- _WHAT YOU WILL DO_
Below are entries with pictures in them. Output exactly the lines starting at the line with "What's the underlying" and ending at the line with "Convert this screenshot", both included, but not the pictures.

= = = =

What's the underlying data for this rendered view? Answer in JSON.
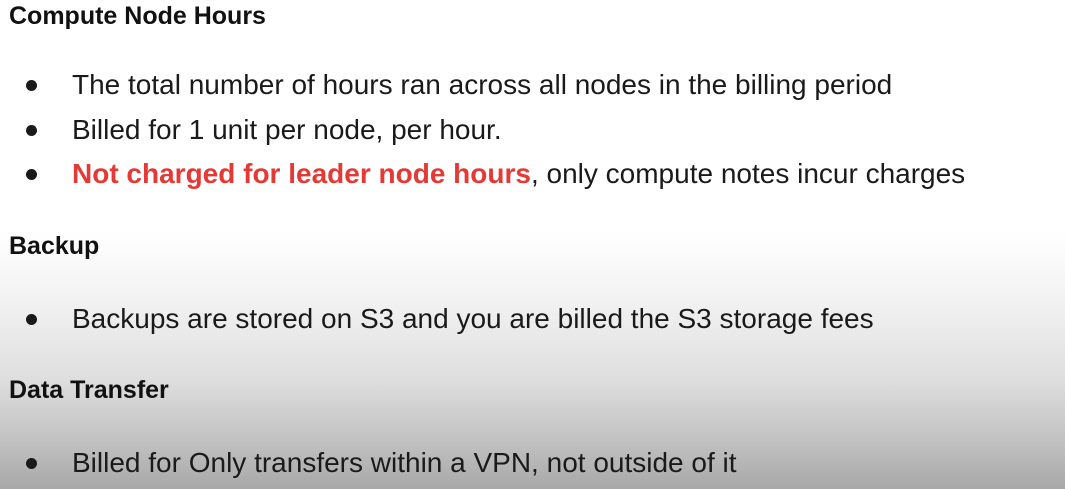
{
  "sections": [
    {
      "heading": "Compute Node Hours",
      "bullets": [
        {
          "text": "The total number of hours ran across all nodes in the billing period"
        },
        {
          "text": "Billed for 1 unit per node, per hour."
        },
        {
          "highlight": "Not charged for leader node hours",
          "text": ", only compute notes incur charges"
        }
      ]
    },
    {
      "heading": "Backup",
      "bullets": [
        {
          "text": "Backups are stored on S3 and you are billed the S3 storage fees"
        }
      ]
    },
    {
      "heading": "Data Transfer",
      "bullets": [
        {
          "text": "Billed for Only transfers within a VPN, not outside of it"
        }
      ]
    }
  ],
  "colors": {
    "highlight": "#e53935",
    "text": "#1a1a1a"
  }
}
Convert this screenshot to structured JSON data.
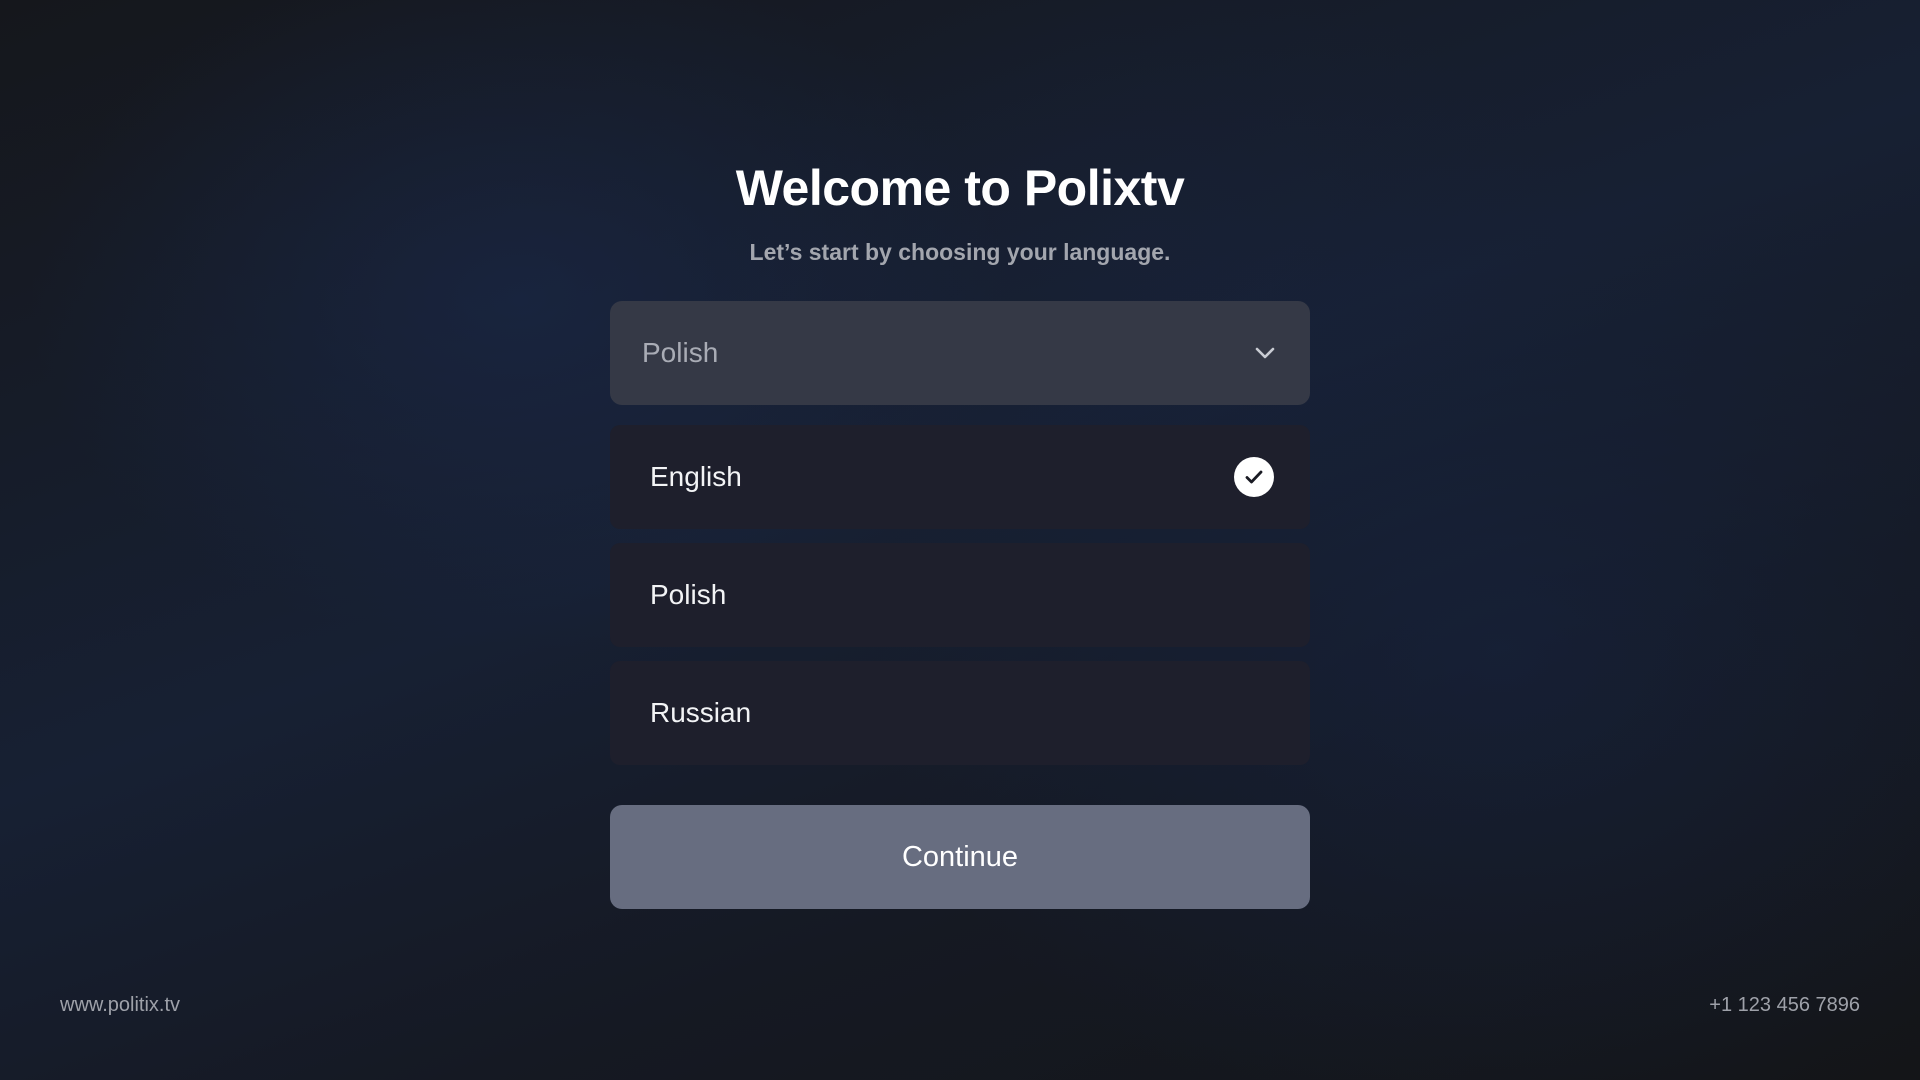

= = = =

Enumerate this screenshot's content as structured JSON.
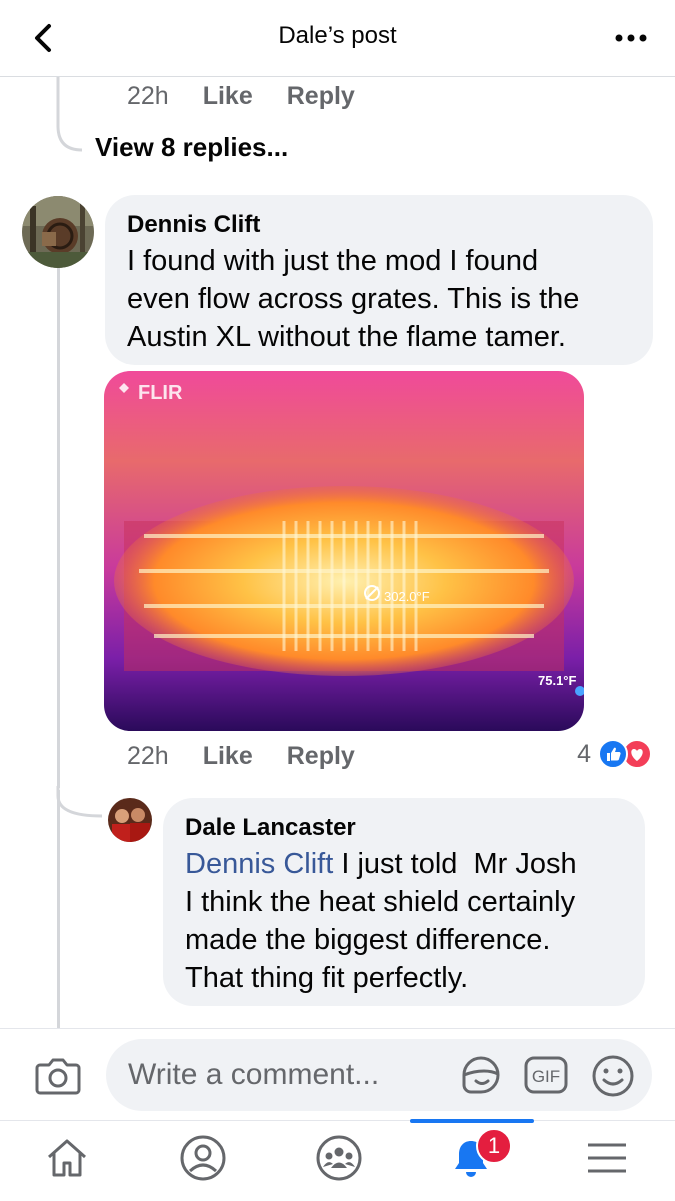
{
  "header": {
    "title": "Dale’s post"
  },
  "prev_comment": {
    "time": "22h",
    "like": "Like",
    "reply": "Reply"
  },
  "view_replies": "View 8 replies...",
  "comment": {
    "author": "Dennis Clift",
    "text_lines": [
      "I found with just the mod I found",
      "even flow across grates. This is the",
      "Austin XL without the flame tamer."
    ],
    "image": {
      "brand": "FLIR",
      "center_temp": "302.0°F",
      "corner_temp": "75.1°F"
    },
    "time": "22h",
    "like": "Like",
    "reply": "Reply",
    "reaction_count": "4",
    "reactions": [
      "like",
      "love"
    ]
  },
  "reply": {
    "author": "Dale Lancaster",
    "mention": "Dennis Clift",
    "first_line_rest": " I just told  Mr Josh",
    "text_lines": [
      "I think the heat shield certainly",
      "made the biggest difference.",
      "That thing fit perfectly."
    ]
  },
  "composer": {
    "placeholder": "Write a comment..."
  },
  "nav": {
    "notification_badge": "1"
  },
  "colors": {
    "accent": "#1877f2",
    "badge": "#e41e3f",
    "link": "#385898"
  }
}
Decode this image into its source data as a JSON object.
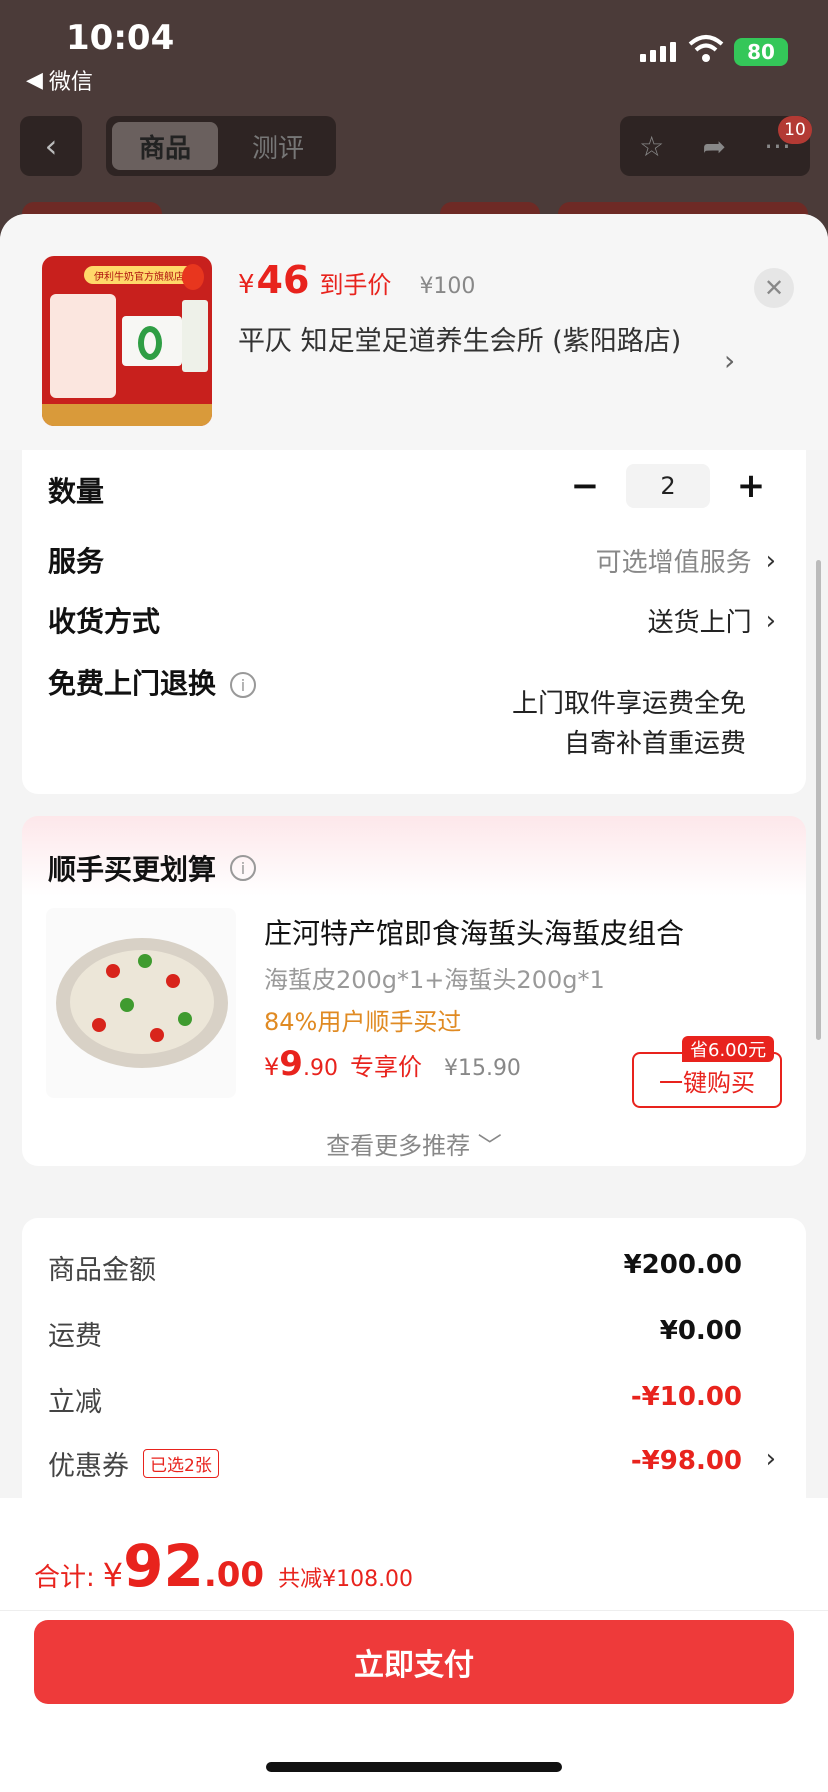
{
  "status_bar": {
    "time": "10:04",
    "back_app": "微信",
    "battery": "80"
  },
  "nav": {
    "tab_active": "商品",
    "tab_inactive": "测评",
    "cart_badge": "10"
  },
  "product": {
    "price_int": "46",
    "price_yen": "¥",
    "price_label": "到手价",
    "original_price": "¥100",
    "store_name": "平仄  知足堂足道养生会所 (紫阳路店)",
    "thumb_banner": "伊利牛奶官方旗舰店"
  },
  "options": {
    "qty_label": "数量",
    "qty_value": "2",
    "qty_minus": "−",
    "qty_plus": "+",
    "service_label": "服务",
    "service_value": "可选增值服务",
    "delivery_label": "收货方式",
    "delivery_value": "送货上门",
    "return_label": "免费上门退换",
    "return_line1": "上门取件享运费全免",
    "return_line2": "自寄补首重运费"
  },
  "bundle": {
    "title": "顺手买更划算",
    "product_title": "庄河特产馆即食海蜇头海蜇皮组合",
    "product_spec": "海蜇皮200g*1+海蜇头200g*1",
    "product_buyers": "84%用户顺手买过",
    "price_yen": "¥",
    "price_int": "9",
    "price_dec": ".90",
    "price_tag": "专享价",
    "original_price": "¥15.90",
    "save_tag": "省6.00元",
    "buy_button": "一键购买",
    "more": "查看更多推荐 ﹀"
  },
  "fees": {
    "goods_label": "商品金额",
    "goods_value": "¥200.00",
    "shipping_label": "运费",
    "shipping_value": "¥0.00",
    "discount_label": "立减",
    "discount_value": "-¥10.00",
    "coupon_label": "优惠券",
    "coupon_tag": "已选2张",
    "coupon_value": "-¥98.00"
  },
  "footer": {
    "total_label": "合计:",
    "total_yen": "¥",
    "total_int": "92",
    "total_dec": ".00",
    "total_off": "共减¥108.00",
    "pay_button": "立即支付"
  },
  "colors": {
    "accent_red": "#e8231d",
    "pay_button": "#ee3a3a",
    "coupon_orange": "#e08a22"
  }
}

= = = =

- _REPLY_
What's the underlying data for this rendered view? Answer in JSON.
{
  "sections": [
    {
      "heading": "Compute Node Hours",
      "bullets": [
        {
          "text": "The total number of hours ran across all nodes in the billing period"
        },
        {
          "text": "Billed for 1 unit per node, per hour."
        },
        {
          "highlight": "Not charged for leader node hours",
          "text": ", only compute notes incur charges"
        }
      ]
    },
    {
      "heading": "Backup",
      "bullets": [
        {
          "text": "Backups are stored on S3 and you are billed the S3 storage fees"
        }
      ]
    },
    {
      "heading": "Data Transfer",
      "bullets": [
        {
          "text": "Billed for Only transfers within a VPN, not outside of it"
        }
      ]
    }
  ],
  "colors": {
    "highlight": "#e53935",
    "text": "#1a1a1a"
  }
}
Convert this screenshot to structured JSON data.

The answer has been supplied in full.